• [DESCRIPTION OF THE TASK]
Retyping the data exactly is the task. Include every line.

• [INFORMATION SHOWN]
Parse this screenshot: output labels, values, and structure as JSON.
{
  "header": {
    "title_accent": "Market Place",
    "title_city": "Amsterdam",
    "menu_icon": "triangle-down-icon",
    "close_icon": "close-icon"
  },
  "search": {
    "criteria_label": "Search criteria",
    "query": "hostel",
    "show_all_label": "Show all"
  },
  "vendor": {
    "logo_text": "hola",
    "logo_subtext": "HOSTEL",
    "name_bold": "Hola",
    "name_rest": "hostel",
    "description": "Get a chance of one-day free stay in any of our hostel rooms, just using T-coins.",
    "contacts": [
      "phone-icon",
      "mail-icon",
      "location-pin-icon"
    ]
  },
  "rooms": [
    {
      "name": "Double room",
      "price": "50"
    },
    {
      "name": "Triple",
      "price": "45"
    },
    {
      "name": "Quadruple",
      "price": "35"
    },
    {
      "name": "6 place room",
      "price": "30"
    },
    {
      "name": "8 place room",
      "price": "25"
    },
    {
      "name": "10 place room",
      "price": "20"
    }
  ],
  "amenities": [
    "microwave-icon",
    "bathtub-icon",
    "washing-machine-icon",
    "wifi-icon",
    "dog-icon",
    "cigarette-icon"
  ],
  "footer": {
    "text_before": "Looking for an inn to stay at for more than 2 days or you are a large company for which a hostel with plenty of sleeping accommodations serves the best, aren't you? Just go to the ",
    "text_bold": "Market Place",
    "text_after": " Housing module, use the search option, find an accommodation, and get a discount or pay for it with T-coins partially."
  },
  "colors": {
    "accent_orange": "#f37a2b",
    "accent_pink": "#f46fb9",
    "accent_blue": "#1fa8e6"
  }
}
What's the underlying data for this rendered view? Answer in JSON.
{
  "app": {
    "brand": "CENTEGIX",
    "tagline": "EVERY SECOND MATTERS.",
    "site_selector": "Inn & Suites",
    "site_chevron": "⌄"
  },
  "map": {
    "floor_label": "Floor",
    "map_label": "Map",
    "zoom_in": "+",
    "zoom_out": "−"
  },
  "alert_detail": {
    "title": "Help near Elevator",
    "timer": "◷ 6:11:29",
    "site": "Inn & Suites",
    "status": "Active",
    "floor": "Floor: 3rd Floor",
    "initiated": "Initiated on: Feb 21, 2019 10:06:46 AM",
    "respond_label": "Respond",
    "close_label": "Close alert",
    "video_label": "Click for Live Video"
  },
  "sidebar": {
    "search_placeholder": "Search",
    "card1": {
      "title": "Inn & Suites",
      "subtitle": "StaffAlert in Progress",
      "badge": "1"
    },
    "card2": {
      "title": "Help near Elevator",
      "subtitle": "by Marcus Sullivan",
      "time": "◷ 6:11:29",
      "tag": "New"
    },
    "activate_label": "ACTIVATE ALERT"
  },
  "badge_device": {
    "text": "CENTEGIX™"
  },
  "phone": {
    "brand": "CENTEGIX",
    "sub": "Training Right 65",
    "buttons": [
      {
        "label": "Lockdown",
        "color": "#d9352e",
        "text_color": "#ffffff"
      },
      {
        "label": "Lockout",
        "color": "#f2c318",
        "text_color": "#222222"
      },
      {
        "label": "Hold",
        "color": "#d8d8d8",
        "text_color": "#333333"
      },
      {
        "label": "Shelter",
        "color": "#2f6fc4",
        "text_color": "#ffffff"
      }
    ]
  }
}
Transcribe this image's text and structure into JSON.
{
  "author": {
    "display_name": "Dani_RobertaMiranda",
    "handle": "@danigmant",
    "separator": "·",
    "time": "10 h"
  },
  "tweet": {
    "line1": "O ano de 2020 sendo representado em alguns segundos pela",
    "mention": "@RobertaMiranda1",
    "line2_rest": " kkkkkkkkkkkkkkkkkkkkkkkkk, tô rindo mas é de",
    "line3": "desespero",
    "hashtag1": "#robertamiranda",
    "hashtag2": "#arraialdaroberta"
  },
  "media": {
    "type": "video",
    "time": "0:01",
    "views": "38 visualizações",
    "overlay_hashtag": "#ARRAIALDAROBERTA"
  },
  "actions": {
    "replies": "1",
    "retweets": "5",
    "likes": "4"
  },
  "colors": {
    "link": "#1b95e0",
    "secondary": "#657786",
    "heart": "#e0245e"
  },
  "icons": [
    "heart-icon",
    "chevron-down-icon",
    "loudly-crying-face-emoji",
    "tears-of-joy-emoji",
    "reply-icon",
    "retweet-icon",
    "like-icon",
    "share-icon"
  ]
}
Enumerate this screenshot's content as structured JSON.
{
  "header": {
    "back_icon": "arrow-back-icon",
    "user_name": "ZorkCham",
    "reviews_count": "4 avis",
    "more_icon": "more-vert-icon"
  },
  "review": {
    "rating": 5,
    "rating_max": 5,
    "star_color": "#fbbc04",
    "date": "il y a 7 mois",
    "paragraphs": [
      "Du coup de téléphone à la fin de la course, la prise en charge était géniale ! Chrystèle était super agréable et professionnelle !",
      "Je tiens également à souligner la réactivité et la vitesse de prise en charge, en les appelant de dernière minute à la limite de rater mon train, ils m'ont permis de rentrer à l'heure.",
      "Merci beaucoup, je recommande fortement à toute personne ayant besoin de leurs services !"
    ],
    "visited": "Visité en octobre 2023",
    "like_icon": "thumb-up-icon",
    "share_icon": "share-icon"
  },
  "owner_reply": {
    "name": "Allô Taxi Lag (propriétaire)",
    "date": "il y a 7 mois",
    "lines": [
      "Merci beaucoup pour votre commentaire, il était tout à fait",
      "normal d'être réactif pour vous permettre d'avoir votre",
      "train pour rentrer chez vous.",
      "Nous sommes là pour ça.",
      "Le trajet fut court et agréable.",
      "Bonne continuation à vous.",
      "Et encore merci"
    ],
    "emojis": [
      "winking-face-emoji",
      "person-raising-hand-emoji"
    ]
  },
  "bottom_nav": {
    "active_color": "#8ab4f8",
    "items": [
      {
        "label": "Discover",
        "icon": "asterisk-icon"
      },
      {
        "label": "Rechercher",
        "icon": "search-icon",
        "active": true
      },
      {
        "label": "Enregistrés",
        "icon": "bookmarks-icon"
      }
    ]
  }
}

• [ANSWER BOX]
Parse this screenshot: output labels, values, and structure as JSON.
{
  "header": {
    "title_accent": "Market Place",
    "title_city": "Amsterdam",
    "menu_icon": "triangle-down-icon",
    "close_icon": "close-icon"
  },
  "search": {
    "criteria_label": "Search criteria",
    "query": "hostel",
    "show_all_label": "Show all"
  },
  "vendor": {
    "logo_text": "hola",
    "logo_subtext": "HOSTEL",
    "name_bold": "Hola",
    "name_rest": "hostel",
    "description": "Get a chance of one-day free stay in any of our hostel rooms, just using T-coins.",
    "contacts": [
      "phone-icon",
      "mail-icon",
      "location-pin-icon"
    ]
  },
  "rooms": [
    {
      "name": "Double room",
      "price": "50"
    },
    {
      "name": "Triple",
      "price": "45"
    },
    {
      "name": "Quadruple",
      "price": "35"
    },
    {
      "name": "6 place room",
      "price": "30"
    },
    {
      "name": "8 place room",
      "price": "25"
    },
    {
      "name": "10 place room",
      "price": "20"
    }
  ],
  "amenities": [
    "microwave-icon",
    "bathtub-icon",
    "washing-machine-icon",
    "wifi-icon",
    "dog-icon",
    "cigarette-icon"
  ],
  "footer": {
    "text_before": "Looking for an inn to stay at for more than 2 days or you are a large company for which a hostel with plenty of sleeping accommodations serves the best, aren't you? Just go to the ",
    "text_bold": "Market Place",
    "text_after": " Housing module, use the search option, find an accommodation, and get a discount or pay for it with T-coins partially."
  },
  "colors": {
    "accent_orange": "#f37a2b",
    "accent_pink": "#f46fb9",
    "accent_blue": "#1fa8e6"
  }
}
What's the underlying data for this rendered view? Answer in JSON.
{
  "app": {
    "brand": "CENTEGIX",
    "tagline": "EVERY SECOND MATTERS.",
    "site_selector": "Inn & Suites",
    "site_chevron": "⌄"
  },
  "map": {
    "floor_label": "Floor",
    "map_label": "Map",
    "zoom_in": "+",
    "zoom_out": "−"
  },
  "alert_detail": {
    "title": "Help near Elevator",
    "timer": "◷ 6:11:29",
    "site": "Inn & Suites",
    "status": "Active",
    "floor": "Floor: 3rd Floor",
    "initiated": "Initiated on: Feb 21, 2019 10:06:46 AM",
    "respond_label": "Respond",
    "close_label": "Close alert",
    "video_label": "Click for Live Video"
  },
  "sidebar": {
    "search_placeholder": "Search",
    "card1": {
      "title": "Inn & Suites",
      "subtitle": "StaffAlert in Progress",
      "badge": "1"
    },
    "card2": {
      "title": "Help near Elevator",
      "subtitle": "by Marcus Sullivan",
      "time": "◷ 6:11:29",
      "tag": "New"
    },
    "activate_label": "ACTIVATE ALERT"
  },
  "badge_device": {
    "text": "CENTEGIX™"
  },
  "phone": {
    "brand": "CENTEGIX",
    "sub": "Training Right 65",
    "buttons": [
      {
        "label": "Lockdown",
        "color": "#d9352e",
        "text_color": "#ffffff"
      },
      {
        "label": "Lockout",
        "color": "#f2c318",
        "text_color": "#222222"
      },
      {
        "label": "Hold",
        "color": "#d8d8d8",
        "text_color": "#333333"
      },
      {
        "label": "Shelter",
        "color": "#2f6fc4",
        "text_color": "#ffffff"
      }
    ]
  }
}
Transcribe this image's text and structure into JSON.
{
  "author": {
    "display_name": "Dani_RobertaMiranda",
    "handle": "@danigmant",
    "separator": "·",
    "time": "10 h"
  },
  "tweet": {
    "line1": "O ano de 2020 sendo representado em alguns segundos pela",
    "mention": "@RobertaMiranda1",
    "line2_rest": " kkkkkkkkkkkkkkkkkkkkkkkkk, tô rindo mas é de",
    "line3": "desespero",
    "hashtag1": "#robertamiranda",
    "hashtag2": "#arraialdaroberta"
  },
  "media": {
    "type": "video",
    "time": "0:01",
    "views": "38 visualizações",
    "overlay_hashtag": "#ARRAIALDAROBERTA"
  },
  "actions": {
    "replies": "1",
    "retweets": "5",
    "likes": "4"
  },
  "colors": {
    "link": "#1b95e0",
    "secondary": "#657786",
    "heart": "#e0245e"
  },
  "icons": [
    "heart-icon",
    "chevron-down-icon",
    "loudly-crying-face-emoji",
    "tears-of-joy-emoji",
    "reply-icon",
    "retweet-icon",
    "like-icon",
    "share-icon"
  ]
}
Enumerate this screenshot's content as structured JSON.
{
  "header": {
    "back_icon": "arrow-back-icon",
    "user_name": "ZorkCham",
    "reviews_count": "4 avis",
    "more_icon": "more-vert-icon"
  },
  "review": {
    "rating": 5,
    "rating_max": 5,
    "star_color": "#fbbc04",
    "date": "il y a 7 mois",
    "paragraphs": [
      "Du coup de téléphone à la fin de la course, la prise en charge était géniale ! Chrystèle était super agréable et professionnelle !",
      "Je tiens également à souligner la réactivité et la vitesse de prise en charge, en les appelant de dernière minute à la limite de rater mon train, ils m'ont permis de rentrer à l'heure.",
      "Merci beaucoup, je recommande fortement à toute personne ayant besoin de leurs services !"
    ],
    "visited": "Visité en octobre 2023",
    "like_icon": "thumb-up-icon",
    "share_icon": "share-icon"
  },
  "owner_reply": {
    "name": "Allô Taxi Lag (propriétaire)",
    "date": "il y a 7 mois",
    "lines": [
      "Merci beaucoup pour votre commentaire, il était tout à fait",
      "normal d'être réactif pour vous permettre d'avoir votre",
      "train pour rentrer chez vous.",
      "Nous sommes là pour ça.",
      "Le trajet fut court et agréable.",
      "Bonne continuation à vous.",
      "Et encore merci"
    ],
    "emojis": [
      "winking-face-emoji",
      "person-raising-hand-emoji"
    ]
  },
  "bottom_nav": {
    "active_color": "#8ab4f8",
    "items": [
      {
        "label": "Discover",
        "icon": "asterisk-icon"
      },
      {
        "label": "Rechercher",
        "icon": "search-icon",
        "active": true
      },
      {
        "label": "Enregistrés",
        "icon": "bookmarks-icon"
      }
    ]
  }
}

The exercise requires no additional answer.